country in 1914.
She was a journalist and dedicated
suffragist, practicing investigative journalism for the official newspaper of
the Women’s Freedom League. In 1918, she became the first woman to stand for
election to the UK Parliament, paving the way for female MPs.
was the first wife of Henry VIII and Queen of England for a period of 24 years.
Although this is what she is mostly remembered for today, she was an important
figure of her time in political and cultural circles.
In 1507, she was the ambassador of the
Aragonese Crown to England, which made her the first female ambassador in
European history. She was a patron of Renaissance humanism and encouraged
female education. Thomas Cromwell affirmed about her that “If not for her sex, she could have defied
all the heroes of History.”
Amanda Vickery (b. 1962) is an English

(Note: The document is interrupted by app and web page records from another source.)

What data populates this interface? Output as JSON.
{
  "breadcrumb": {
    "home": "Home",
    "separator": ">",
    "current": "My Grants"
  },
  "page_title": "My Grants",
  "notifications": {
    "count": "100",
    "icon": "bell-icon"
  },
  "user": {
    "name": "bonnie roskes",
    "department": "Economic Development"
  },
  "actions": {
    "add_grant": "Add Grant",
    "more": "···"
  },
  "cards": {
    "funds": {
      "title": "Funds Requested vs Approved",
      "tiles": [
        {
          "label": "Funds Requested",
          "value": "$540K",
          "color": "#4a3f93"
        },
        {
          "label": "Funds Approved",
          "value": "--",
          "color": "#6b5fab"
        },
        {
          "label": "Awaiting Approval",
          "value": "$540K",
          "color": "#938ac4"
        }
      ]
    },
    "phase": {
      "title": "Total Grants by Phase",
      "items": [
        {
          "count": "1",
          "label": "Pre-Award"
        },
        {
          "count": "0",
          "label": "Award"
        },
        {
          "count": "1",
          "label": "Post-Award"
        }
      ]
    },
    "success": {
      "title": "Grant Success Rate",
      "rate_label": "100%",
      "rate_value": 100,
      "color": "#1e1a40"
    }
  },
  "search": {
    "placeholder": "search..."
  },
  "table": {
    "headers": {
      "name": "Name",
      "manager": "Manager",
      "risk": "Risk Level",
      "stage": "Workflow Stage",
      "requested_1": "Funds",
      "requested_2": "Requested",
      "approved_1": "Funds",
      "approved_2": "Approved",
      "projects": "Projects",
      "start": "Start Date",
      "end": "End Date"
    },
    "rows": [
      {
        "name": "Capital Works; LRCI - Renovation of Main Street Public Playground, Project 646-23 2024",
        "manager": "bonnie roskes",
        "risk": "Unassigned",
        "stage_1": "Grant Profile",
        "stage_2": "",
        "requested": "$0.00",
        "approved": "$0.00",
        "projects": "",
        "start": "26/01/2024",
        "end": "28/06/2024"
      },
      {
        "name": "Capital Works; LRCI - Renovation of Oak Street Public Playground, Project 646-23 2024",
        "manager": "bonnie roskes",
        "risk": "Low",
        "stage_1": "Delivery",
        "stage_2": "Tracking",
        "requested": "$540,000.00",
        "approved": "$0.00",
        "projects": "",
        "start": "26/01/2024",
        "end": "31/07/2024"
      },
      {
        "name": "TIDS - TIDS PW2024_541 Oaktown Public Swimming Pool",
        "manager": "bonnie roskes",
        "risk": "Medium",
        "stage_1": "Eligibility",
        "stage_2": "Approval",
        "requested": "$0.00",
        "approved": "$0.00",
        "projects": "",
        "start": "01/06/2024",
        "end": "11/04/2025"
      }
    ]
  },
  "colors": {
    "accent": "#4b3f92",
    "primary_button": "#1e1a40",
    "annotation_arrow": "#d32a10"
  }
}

historian and professor. She teaches early modern history at Queen Mary,
University of London.
She holds a PhD in modern history from the
University of London and has won several prizes for her work, including the
Whitfield Prize or the Wolfson History Prize. She is also well known for hosting
a series of BBC history programmes, such as Story
of Women and Art, which was shortlisted for a Scottish Bafta.
Sally Davies (b. 1949) is the Chief Medical
Officer in England, the first woman to hold the position. She specializes in
the treatment of diseases of the blood and bone marrow.
She became the Director-General of Research and
Development for London, and created the National Institute for Health Research.
She is a Fellow of the Royal Society and of the Academy of Medical Sciences.
Mary Moser (1744-1819) was
an English painter known for her portraits and floral paintings. She was one of
the two female founding members of the Royal Academy in 1768.
painting at an early age and won her first Society of Arts medal when she was
14. After her death, the next female member elected to the Royal Academy was Laura
Knight in 1936, more than a century later.